Losing our previous political editor Nick Robinson to the BBC was a bitter blow. But when I stopped hurling heavy objects at the wall and the red mist cleared, it dawned on me that Nick's departure presented me with an opportunity to re-think how we do politics on ITV News.
As the depressingly low turnout at the last two general elections has illustrated, our democracy is in trouble. Despite the laudable efforts of many hard-working parliamentarians, the political process is haemorrhaging relevance. Far too many Britons are volunteering for disenfranchisement. The charge now facing the leadership of our major political parties is that they have damaged democracy.
New Labour has not been without its successes these past seven years. Yet many people across the United Kingdom who felt a surge of optimism when Tony Blair came to power now feel disillusioned, mistrustful, let down. Michael Howard's finger-jabbing, accusatory style simply didn't work and the Liberal Democrats blew their biggest opportunity for a generation - bumbling through the campaign like the cast of Dad's Army.
No wonder we in the media struggled to sex up the campaign. No wonder the public turned away, particularly those from the lower socio-economic groups. But let us not get this wrong. It is politicians that people are tired of, not politics. Try this next time you are in the St Anne's district of Nottingham or St Paul's in Bristol or Maryhill or Moss Side: try asking whether the ordinary, decent and magnificently multicultural people of Britain care about violence, crime, health, education, housing, racism. I can tell you that they care to the point of sleepless anxiety, but they have stopped believing that politicians can help. They have lost faith. They are drifting hopelessly away from a democratic system that is supposed to provide choice, hope and a better future. It may be more perception than fact, but the perception has become the fact. It has to be dealt with.
So what can we do? How can I, as the boss of a television news organisation, help to repair the damage? Indeed, is it even my job to try?
It is important that we don't get above our station. We are an important delivery system. We have the power to reach millions of British people every day. We are required by law and regulation to be "fair and balanced" and, over the years we have earned the trust of our viewers. None of that, however, gives us the right to tell people what they should do or how they should behave. Our job, through observation, investigation and analysis, is to provide our viewers with truthful, factual information upon which they can make informed decisions.
Increasingly, however that is not nearly enough. In a world of multi-channel choice and multi-platform entertainment, broadcast news has a tough battle to make itself heard. At ITV News we understand the commercial realities of that. When people choose to watch ITV News, we know we have to give them "the works" - strong journalism, big name anchors, high-end production, whizzy graphics - the lot. If we short-change our viewers and they desert us, we go out of business. Some stories draw viewers in by their magnitude and by the extraordinary pictures that we can now deliver instantaneously - the tsunami, the Beslan school siege, the Boscastle floods and the bestial bombing of London.
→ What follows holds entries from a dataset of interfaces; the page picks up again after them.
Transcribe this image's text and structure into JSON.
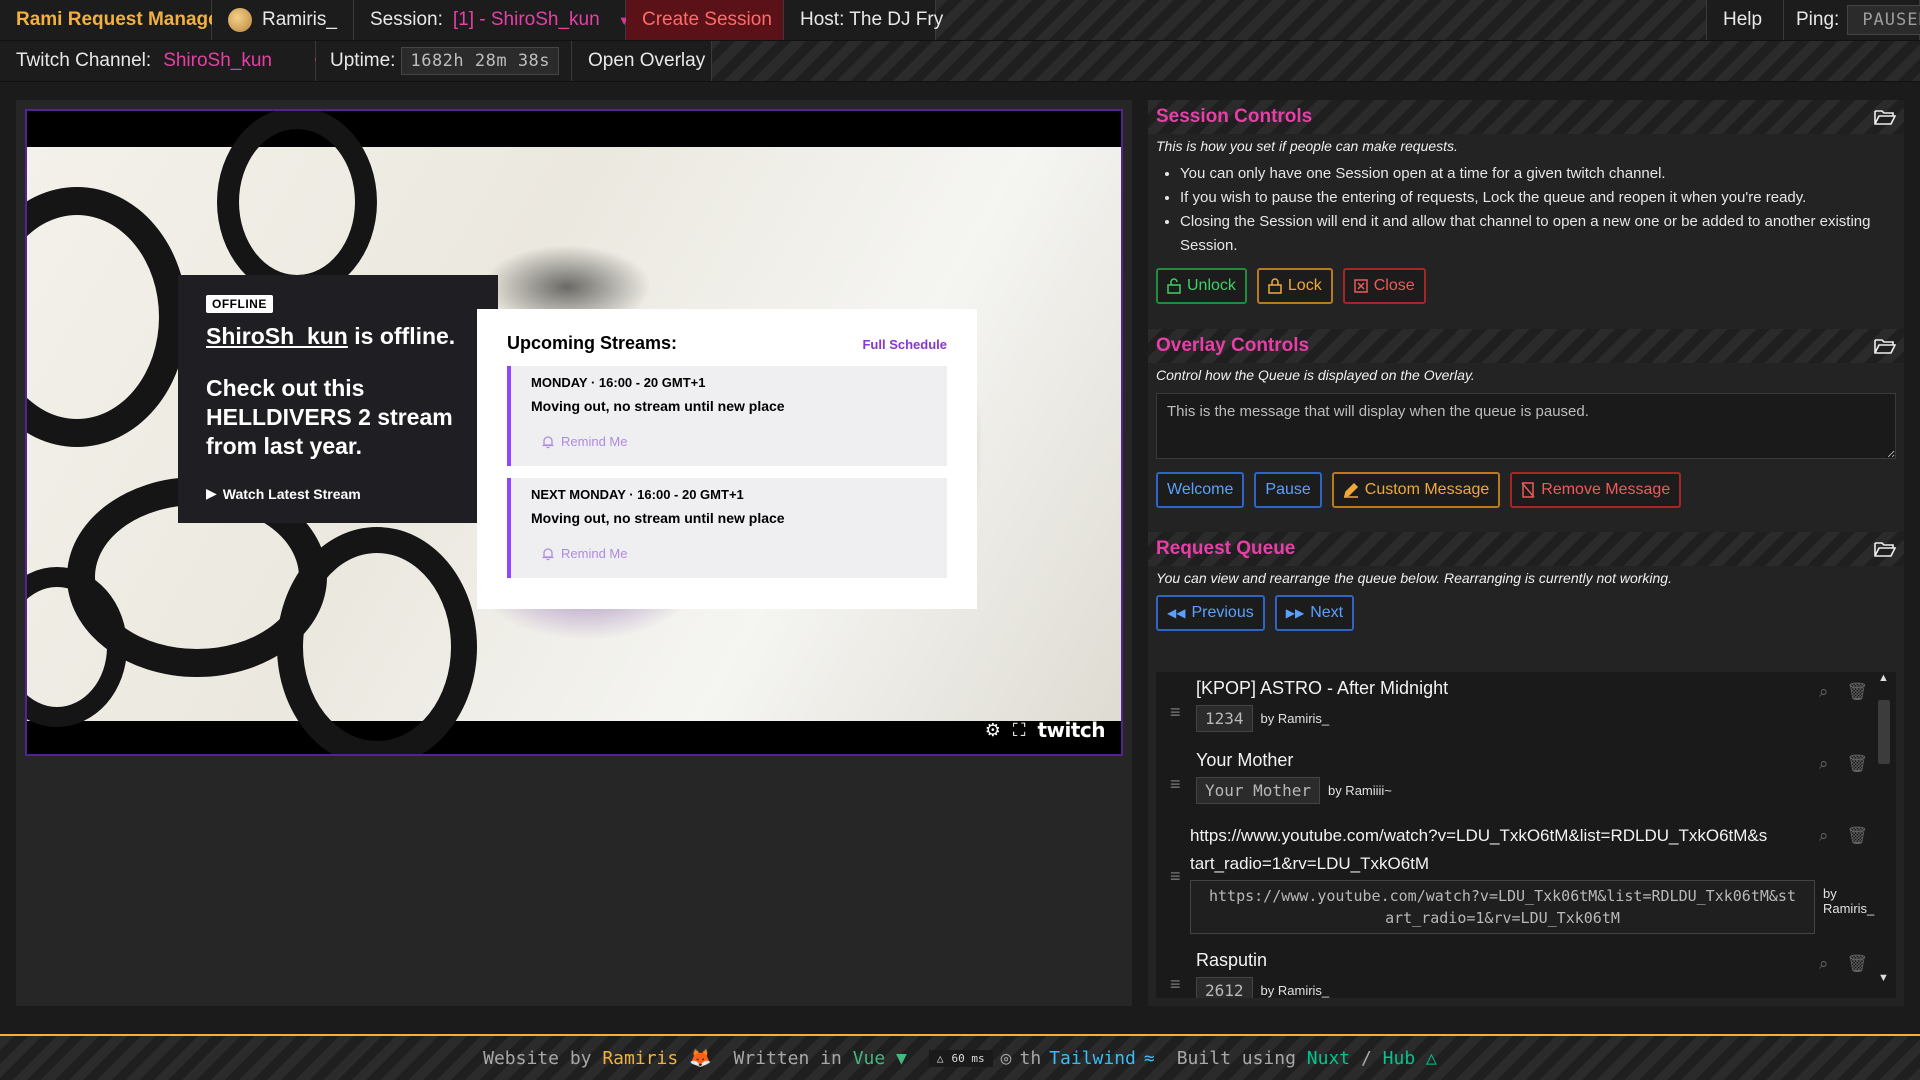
{
  "header": {
    "app_title": "Rami Request Manager",
    "user": "Ramiris_",
    "session_label": "Session:",
    "session_value": "[1] - ShiroSh_kun",
    "create_session": "Create Session",
    "host_label": "Host: The DJ Fry",
    "help": "Help",
    "ping_label": "Ping:",
    "ping_value": "PAUSED",
    "channel_label": "Twitch Channel:",
    "channel_value": "ShiroSh_kun",
    "uptime_label": "Uptime:",
    "uptime_value": "1682h 28m 38s",
    "open_overlay": "Open Overlay"
  },
  "player": {
    "offline_badge": "OFFLINE",
    "channel_name": "ShiroSh_kun",
    "offline_suffix": " is offline.",
    "promo_text": "Check out this HELLDIVERS 2 stream from last year.",
    "watch_latest": "Watch Latest Stream",
    "schedule_title": "Upcoming Streams:",
    "full_schedule": "Full Schedule",
    "schedule": [
      {
        "when": "MONDAY · 16:00 - 20 GMT+1",
        "desc": "Moving out, no stream until new place",
        "remind": "Remind Me"
      },
      {
        "when": "NEXT MONDAY · 16:00 - 20 GMT+1",
        "desc": "Moving out, no stream until new place",
        "remind": "Remind Me"
      }
    ],
    "brand": "twitch"
  },
  "session_controls": {
    "title": "Session Controls",
    "description": "This is how you set if people can make requests.",
    "bullets": [
      "You can only have one Session open at a time for a given twitch channel.",
      "If you wish to pause the entering of requests, Lock the queue and reopen it when you're ready.",
      "Closing the Session will end it and allow that channel to open a new one or be added to another existing Session."
    ],
    "unlock": "Unlock",
    "lock": "Lock",
    "close": "Close"
  },
  "overlay_controls": {
    "title": "Overlay Controls",
    "description": "Control how the Queue is displayed on the Overlay.",
    "message_placeholder": "This is the message that will display when the queue is paused.",
    "welcome": "Welcome",
    "pause": "Pause",
    "custom_message": "Custom Message",
    "remove_message": "Remove Message"
  },
  "request_queue": {
    "title": "Request Queue",
    "description": "You can view and rearrange the queue below. Rearranging is currently not working.",
    "previous": "Previous",
    "next": "Next",
    "items": [
      {
        "title": "[KPOP] ASTRO - After Midnight",
        "key": "1234",
        "by": "by Ramiris_"
      },
      {
        "title": "Your Mother",
        "key": "Your Mother",
        "by": "by Ramiiii~"
      },
      {
        "title": "https://www.youtube.com/watch?v=LDU_TxkO6tM&list=RDLDU_TxkO6tM&start_radio=1&rv=LDU_TxkO6tM",
        "key": "https://www.youtube.com/watch?v=LDU_Txk06tM&list=RDLDU_Txk06tM&start_radio=1&rv=LDU_Txk06tM",
        "by": "by Ramiris_"
      },
      {
        "title": "Rasputin",
        "key": "2612",
        "by": "by Ramiris_"
      }
    ]
  },
  "footer": {
    "website_by": "Website by",
    "author": "Ramiris",
    "written_in": "Written in",
    "vue": "Vue",
    "fps": "60 ms",
    "with_prefix": "th",
    "tailwind": "Tailwind",
    "built_using": "Built using",
    "nuxt": "Nuxt",
    "slash": "/",
    "hub": "Hub"
  },
  "colors": {
    "accent_pink": "#e83fa7",
    "accent_gold": "#f2b13d",
    "twitch_purple": "#9147ff"
  },
  "icons": [
    "chevron-down-icon",
    "folder-open-icon",
    "unlock-icon",
    "lock-icon",
    "close-square-icon",
    "pencil-icon",
    "remove-message-icon",
    "rewind-icon",
    "fast-forward-icon",
    "search-queue-icon",
    "trash-icon",
    "drag-handle-icon",
    "gear-icon",
    "fullscreen-icon",
    "bell-icon",
    "play-icon"
  ]
}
But work-a-day Westminster coverage, though vitally important, is another matter altogether.
Pictures of men and women bellowing at each other from rows of green leather benches; shots of correspondents standing in front of Big Ben trying to make sense of it - not exactly Hollywood, is it? Nonetheless sometimes we have to settle for it. Political correspondents have to be immersed in the Westminster world. But it shouldn't be house arrest.
Tom Bradby, Daisy Sampson and our two other fine correspondents, Libby Wiener and Angus Walker, need to get out more. I'll encourage them to travel up and down the land viewing politics from the other end of the telescope; testing whether what the politicians say makes sense on the ground, uncovering evidence to challenge the Parliamentary rhetoric and, yes, to applaud success where it exists.
In other words I'd like a little bit more reporting from around the country on the consequences of political decisions - how they affect "real" people - and a little less from the green benches. It is not our primary role to re-connect politics to the people. But it is our job to make the stuff interesting and relevant to our viewers. If the former is a side effect of the latter, then I'm happy.
And it helps if those delivering the story have "star potential". Apart from his journalistic credentials, one of the things that attracted me to Nick Robinson was his star quality. Now he'd be the first to admit that he's not exactly a looker, but he is memorable. Tom and Daisy have huge star potential. They are well on the way to becoming household names already and if that helps to get political issues noticed, then that's another tick in another box. In the post-Nick Robinson era, our fresh, new team will try a few new tricks.
Maybe politics can be sexy after all.Reuse content